Yes. It's symbolic of murder and destruction. But so is a gun, which I've previously blogged as fashion accessories on the grid and no one batted an eyelid.
So why do we have different priorities? Second Life is all about dressing up in costumes and outfits, body shapes, genders, races and species that are different from the real life ones sitting at the computer. And just about everyone has opinions on which guises are tasteful and which are at the other end of the scale descending from mildly annoying to downright offensive. Dressing up like a pirate or viking is fine, humourous even, despite the fact that historically both these groups spent much of their time raping and pillaging and generally being bastardy. But dressing up like a nazi is 'in bad taste'. When does something stop being a 'sacred cow'?
Time is definitely a big factor in making distasteful subjects more acceptable - not many people cringe when the Spanish Inquisition is mentioned, but moving forward into the 20th century, into living memory, Naziism is still a highly emotive topic. Humour is a good measure of when past events become socially acceptable. It's okay to mock and laugh at the Nazis, but to do the same with the Holocaust would undoubtedly be considered in deeply bad taste. There's also a good helping of historical manipulation when it comes to uncomfortable events from the past. I doubt many people would recoil in horror at seeing an avatar dressed up as Columbus, despite his extermination policies that saw the death of millions of Native Americans, ranking as one of the worst genocides in human history.
In 2001 a british satirical show, Brass Eye, aired an hour long special regarding paedophilia and the moral panic drummed up by various media outlets at the time, leading to a witch hunt in which many innocent members of the public had their lives upended. The show inevitably recieved a slew of complaints. Despite the absurdity of the jokes (internet paedophiles can make computer keyboards emit noxious fumes in order to subdue children), many of these complaints were from politicians who later admitted that they hadn't actually seen the show. Many people were left questioning why it was wrong to take the piss out of paedophiles.

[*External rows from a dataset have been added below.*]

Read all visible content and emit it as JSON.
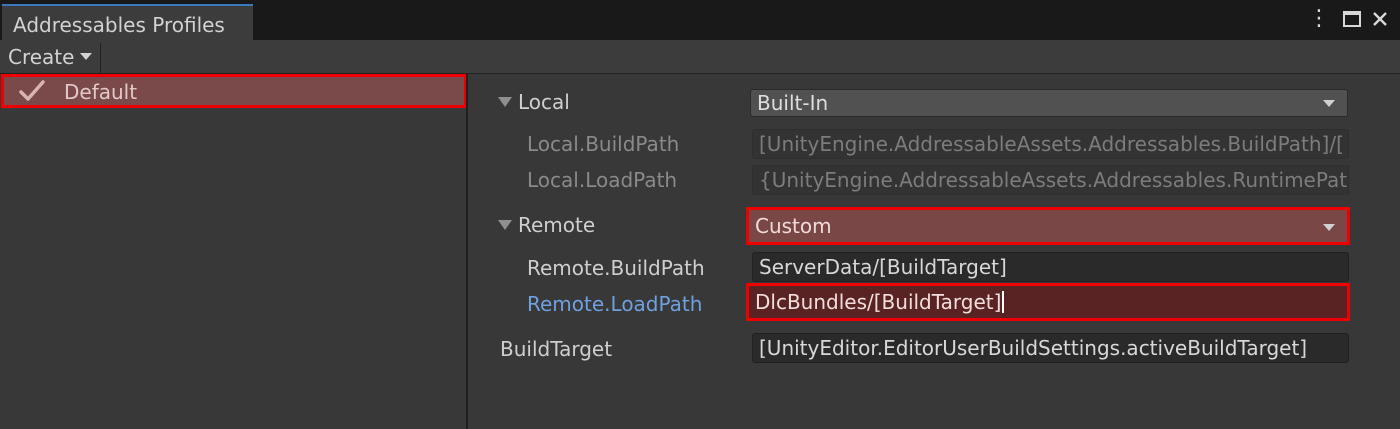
{
  "window": {
    "tab_title": "Addressables Profiles",
    "menu_icon": "kebab-menu-icon",
    "maximize_icon": "maximize-icon",
    "close_icon": "close-icon"
  },
  "toolbar": {
    "create_label": "Create"
  },
  "profiles": [
    {
      "label": "Default",
      "selected": true,
      "icon": "check-icon"
    }
  ],
  "properties": {
    "local": {
      "label": "Local",
      "dropdown_value": "Built-In",
      "build_path_label": "Local.BuildPath",
      "build_path_value": "[UnityEngine.AddressableAssets.Addressables.BuildPath]/[",
      "load_path_label": "Local.LoadPath",
      "load_path_value": "{UnityEngine.AddressableAssets.Addressables.RuntimePat"
    },
    "remote": {
      "label": "Remote",
      "dropdown_value": "Custom",
      "build_path_label": "Remote.BuildPath",
      "build_path_value": "ServerData/[BuildTarget]",
      "load_path_label": "Remote.LoadPath",
      "load_path_value": "DlcBundles/[BuildTarget]"
    },
    "build_target": {
      "label": "BuildTarget",
      "value": "[UnityEditor.EditorUserBuildSettings.activeBuildTarget]"
    }
  },
  "colors": {
    "highlight": "#ee0000",
    "selected_row": "#7a4a4a",
    "tab_accent": "#3a79bb",
    "modified_label": "#6fa0df"
  }
}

Maybe it's just human nature. People feel normal and accepted when they have something definite to fear, a shared enemy to loathe. And maybe that's a good thing.